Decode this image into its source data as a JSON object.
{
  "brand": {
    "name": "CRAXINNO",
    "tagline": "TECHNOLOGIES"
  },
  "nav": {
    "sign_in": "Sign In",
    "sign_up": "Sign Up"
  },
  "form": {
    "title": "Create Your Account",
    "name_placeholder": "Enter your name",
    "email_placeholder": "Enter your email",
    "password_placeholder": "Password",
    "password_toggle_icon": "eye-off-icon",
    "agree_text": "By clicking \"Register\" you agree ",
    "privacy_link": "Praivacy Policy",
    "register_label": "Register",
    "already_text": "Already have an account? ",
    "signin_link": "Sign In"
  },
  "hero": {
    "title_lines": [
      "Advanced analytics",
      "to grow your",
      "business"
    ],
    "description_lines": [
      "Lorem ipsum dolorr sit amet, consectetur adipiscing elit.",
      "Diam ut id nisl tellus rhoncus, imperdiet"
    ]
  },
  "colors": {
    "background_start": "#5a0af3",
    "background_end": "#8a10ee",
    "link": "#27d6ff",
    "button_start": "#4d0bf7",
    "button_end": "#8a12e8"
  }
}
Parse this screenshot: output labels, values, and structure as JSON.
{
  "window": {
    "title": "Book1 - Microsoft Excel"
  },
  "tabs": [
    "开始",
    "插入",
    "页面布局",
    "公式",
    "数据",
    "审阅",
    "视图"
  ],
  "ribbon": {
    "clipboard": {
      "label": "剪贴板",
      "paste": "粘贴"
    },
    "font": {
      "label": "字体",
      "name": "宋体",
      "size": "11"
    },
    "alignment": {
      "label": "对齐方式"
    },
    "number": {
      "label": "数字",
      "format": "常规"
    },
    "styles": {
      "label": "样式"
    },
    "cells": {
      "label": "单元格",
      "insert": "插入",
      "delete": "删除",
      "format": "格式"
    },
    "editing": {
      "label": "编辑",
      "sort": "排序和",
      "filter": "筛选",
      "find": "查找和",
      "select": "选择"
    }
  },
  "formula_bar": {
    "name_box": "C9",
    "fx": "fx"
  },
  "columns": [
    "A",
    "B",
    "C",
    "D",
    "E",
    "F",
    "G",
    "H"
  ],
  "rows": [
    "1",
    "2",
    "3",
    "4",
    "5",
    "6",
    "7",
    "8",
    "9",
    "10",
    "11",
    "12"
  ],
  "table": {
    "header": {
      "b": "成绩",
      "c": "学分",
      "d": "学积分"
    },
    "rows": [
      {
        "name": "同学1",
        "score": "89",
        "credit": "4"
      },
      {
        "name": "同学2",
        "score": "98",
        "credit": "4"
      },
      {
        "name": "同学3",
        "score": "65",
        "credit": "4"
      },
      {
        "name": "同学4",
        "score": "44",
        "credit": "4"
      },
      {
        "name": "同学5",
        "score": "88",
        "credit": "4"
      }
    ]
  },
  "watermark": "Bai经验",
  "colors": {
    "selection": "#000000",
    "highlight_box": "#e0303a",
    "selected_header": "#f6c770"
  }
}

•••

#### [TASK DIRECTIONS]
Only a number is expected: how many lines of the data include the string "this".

#### [EXERCISE SOLUTION]
2